Several people have told me that they read my blog but I don’t seem to post anymore. You can thank two unrelated threads on facebook, both dealing with language, for this one. They relate to two news items: a Manipuri being beaten up in Bangalore for not knowing Kannada, and the Tamil Nadu Government mandating Tamil as a subject in schools.

But before I start, here is a link to an old (2009) post by my late colleague Rahul Basu on the hue and cry on Marathi name-boards in Mumbai, and the lack of uproar thereof on the equivalent in Chennai — because Tamil boards are in place already without being mandated.

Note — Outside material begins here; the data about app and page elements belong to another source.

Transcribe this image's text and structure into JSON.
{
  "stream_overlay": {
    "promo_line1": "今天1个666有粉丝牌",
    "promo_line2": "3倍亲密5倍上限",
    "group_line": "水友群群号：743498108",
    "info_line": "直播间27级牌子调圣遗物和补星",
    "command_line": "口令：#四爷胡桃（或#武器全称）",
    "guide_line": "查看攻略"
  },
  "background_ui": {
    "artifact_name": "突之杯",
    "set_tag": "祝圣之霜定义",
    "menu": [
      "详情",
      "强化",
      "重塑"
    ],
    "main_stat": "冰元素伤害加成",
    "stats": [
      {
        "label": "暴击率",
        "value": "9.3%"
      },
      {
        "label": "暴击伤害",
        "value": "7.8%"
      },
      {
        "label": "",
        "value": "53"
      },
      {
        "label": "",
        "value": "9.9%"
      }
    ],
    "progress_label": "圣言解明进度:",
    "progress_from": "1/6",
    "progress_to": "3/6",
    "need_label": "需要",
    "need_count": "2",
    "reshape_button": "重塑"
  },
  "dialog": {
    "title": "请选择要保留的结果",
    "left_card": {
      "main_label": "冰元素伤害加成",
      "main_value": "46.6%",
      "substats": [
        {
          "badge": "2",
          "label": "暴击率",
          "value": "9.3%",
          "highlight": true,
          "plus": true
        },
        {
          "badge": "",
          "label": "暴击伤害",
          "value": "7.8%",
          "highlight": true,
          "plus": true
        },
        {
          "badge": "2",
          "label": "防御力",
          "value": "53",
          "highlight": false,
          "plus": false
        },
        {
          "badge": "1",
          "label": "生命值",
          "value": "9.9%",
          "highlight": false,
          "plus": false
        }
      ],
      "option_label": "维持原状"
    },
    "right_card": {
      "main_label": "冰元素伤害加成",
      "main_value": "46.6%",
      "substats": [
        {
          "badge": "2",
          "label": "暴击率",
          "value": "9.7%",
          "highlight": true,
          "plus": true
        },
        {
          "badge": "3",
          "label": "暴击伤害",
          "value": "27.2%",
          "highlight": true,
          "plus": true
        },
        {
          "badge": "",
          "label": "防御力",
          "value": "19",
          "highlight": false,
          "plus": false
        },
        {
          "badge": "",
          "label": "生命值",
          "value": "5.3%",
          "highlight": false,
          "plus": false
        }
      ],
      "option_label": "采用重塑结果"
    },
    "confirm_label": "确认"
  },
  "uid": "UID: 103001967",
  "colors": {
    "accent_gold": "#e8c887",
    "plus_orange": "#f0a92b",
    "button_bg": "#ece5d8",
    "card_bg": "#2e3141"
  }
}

Now, here are quotes from the original poster of the FB thread discussing the Bangalore case: “Well I have lived all my life in Karnataka and I can’t still speak the language fluently. Come beat me!!!” and “I find this stress that I should learn a language because I live here ridiculous.”

And here is my theory: A few people like that poster don’t matter. There are people in Delhi who don’t know Hindi, people in London and New York who don’t know English, people in Paris who don’t know French. Some of them have spent their lives there.

But when it becomes the majority of the population — worse, when it becomes an aggressive ideology that you don’t NEED to learn the local language (as is the case in Mumbai), it is offensive to the local people (you are telling them that their language is inferior); and you are encouraging the linguistic chauvinists, including the violent fringe.

Mumbai and Maharashtra have lived with the Shiv Sena for decades. Similar right-wing “state-pride” parties have not come to power in Karnataka, but the more Kannada gets disrespected by people who move in from elsewhere, the more such parties will get empowered. The Shiv Sena, too, started with the same sort of vigilantism meted to the Manipuri in Bangalore, long before they actually came to power in the state government or formed alliances with national parties.

I am embarrassed that I lived in Bangalore for 6 years and did not learn the language. I will not make that mistake again.

On the flip side, I can see how much more enjoyable it is to be able to speak a little French when living in France. And, more recently, I learned a smattering of Italian for a week-long visit there, and though my able to communicate would largely have been a failure if it hadn’t been for Google Translate (and for the fact that many of them speak some French and English). the mere fact of my trying clearly influenced their reactions.

Now to the second item, about mandating Tamil as a subject in schools in Chennai. I found the news article ambiguous, but

  • If it were restricted to state board schools and it could be either first or second language, I wouldn’t have a problem and would in fact be totally in favour.
  • If (as the article suggests) it includes central board schools (CBSE and ICSE) then it depends on what is required. Having it as a third language, with very basic skills taught, would be fine. But there is no third language in class 10, and imposing one beyond the other subjects would be an unnecessary load.
  • I am definitely against imposing Tamil as a second or first language at that level in non-state-board schools: it is a challenging language and people moving here from other states should not have to make their children suffer (and, indeed, it will discourage such movement and, eventually, affect the economy).

But this move, again, seems to be a reaction to recent moves (by the Modi government in particular, but also by its predecessor) pushing Hindi on all parts of India. And this is again an example of what I said above in the context of Bangalore and Mumbai: disrespecting the local language will cause a reaction. This is not to justify the reaction, only to point out that the original cause was unjustifiable.

It is disgraceful that a student was beaten up in Bangalore for not knowing Kannada. It is alarming that Tamil Nadu is possibly playing with the education of students from other states in this way. But this does not mean that the people who refuse to learn Kannada, or the people who sit in Delhi and impose Hindi on others, are correct to do so. Two wrongs don’t make a right, as they say; but equally, a wrong doesn’t make a previous wrong right.